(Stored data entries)
•••••

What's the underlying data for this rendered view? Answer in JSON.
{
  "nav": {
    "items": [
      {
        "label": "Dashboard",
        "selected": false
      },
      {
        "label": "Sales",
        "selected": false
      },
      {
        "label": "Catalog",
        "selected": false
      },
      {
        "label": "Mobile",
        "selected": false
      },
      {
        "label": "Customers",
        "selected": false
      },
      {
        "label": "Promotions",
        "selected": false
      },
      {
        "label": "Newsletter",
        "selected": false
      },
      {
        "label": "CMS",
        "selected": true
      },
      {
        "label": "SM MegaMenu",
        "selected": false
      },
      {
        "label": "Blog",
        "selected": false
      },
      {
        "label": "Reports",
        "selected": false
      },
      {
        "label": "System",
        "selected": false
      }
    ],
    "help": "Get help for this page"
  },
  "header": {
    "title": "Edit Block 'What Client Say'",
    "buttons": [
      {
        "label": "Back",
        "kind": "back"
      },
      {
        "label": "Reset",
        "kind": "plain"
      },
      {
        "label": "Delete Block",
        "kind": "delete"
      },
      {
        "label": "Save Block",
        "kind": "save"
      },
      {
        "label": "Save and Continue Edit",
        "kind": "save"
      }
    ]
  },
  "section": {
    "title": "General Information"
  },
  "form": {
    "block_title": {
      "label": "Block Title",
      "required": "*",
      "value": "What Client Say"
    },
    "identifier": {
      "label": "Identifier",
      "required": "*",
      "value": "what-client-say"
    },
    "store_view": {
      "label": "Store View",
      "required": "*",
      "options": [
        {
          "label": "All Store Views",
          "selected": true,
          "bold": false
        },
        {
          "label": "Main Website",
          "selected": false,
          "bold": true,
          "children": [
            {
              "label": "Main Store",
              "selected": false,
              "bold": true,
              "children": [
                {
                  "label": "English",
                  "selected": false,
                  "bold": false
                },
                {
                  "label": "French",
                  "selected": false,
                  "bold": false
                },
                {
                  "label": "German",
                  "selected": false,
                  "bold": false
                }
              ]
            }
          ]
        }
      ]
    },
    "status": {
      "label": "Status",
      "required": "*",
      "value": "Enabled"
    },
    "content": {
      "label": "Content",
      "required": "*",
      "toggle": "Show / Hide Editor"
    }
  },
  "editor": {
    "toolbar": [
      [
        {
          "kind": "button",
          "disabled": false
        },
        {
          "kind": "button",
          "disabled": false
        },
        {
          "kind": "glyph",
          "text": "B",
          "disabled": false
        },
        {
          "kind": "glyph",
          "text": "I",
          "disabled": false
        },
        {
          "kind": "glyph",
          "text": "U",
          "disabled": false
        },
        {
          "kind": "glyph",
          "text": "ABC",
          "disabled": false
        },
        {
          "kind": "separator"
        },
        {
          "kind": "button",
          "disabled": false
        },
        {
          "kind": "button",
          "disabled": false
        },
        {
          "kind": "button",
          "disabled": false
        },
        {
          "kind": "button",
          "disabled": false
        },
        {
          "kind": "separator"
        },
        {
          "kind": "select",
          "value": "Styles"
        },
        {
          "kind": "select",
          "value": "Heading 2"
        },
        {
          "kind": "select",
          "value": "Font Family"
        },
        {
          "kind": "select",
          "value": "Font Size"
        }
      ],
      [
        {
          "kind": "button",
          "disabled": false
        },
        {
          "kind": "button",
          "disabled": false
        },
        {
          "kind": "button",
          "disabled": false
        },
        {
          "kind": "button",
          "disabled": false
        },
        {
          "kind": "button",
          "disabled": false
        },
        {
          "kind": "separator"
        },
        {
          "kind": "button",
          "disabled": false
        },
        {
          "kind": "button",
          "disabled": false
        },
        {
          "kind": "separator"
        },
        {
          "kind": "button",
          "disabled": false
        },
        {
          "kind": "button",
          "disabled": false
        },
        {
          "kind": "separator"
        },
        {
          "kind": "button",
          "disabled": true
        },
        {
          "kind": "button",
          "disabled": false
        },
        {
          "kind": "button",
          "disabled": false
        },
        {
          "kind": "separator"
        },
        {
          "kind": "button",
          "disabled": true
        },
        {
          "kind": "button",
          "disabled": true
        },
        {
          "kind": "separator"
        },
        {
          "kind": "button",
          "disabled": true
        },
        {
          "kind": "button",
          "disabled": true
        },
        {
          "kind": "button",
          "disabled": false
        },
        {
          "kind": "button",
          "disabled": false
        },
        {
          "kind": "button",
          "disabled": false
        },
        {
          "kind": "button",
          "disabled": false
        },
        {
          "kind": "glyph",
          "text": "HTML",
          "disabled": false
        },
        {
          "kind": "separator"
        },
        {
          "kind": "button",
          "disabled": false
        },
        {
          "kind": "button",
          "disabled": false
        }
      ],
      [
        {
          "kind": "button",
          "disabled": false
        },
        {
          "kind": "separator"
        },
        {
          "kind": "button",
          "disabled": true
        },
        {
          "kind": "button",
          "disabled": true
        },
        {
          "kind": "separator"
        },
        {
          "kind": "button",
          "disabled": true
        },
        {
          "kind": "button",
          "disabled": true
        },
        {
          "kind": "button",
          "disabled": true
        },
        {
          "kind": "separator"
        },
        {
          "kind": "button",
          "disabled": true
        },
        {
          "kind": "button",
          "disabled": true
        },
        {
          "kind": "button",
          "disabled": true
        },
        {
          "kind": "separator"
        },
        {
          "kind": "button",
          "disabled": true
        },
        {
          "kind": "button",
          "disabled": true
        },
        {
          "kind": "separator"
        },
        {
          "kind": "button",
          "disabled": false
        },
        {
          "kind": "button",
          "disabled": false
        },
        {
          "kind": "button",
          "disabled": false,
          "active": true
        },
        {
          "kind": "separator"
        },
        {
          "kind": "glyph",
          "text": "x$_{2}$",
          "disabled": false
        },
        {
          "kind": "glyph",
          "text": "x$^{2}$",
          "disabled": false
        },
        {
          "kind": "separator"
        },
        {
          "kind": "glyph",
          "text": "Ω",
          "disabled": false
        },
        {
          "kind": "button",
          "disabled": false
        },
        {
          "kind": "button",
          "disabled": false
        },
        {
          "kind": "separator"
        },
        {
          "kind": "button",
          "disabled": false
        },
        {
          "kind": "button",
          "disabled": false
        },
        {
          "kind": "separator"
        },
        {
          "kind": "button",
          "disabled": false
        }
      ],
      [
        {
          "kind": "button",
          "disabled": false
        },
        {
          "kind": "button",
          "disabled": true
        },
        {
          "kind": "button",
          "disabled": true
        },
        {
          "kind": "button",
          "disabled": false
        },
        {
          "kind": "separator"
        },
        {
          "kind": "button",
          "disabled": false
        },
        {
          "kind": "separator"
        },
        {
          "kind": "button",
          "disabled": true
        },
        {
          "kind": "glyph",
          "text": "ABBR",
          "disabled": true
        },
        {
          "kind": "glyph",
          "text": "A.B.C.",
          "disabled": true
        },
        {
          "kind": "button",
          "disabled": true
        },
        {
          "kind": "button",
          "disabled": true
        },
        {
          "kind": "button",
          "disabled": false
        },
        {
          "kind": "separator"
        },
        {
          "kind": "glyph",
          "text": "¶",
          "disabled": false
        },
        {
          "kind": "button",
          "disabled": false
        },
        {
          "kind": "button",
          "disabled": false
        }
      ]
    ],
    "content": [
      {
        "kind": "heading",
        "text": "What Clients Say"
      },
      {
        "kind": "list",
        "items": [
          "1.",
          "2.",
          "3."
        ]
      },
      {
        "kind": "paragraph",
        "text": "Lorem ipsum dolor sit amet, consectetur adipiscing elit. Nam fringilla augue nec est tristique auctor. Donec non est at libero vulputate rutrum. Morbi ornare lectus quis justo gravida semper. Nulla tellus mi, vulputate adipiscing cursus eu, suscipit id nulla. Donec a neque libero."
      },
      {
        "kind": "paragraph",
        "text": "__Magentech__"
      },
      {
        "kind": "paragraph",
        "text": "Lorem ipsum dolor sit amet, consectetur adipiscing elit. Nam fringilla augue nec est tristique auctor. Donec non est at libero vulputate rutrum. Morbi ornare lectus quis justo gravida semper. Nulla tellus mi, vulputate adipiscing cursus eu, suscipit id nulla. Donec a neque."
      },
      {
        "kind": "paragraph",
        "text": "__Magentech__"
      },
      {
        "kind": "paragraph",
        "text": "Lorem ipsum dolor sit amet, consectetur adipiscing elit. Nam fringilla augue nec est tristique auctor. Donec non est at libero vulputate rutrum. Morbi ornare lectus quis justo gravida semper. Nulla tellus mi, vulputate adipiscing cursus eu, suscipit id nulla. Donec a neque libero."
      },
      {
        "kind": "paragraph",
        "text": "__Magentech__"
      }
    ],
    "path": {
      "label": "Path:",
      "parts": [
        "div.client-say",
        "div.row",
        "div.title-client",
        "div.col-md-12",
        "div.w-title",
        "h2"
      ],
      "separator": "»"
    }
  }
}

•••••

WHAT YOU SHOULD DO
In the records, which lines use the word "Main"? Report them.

RESULT OF THIS TASK
          "label": "Main Website",
              "label": "Main Store",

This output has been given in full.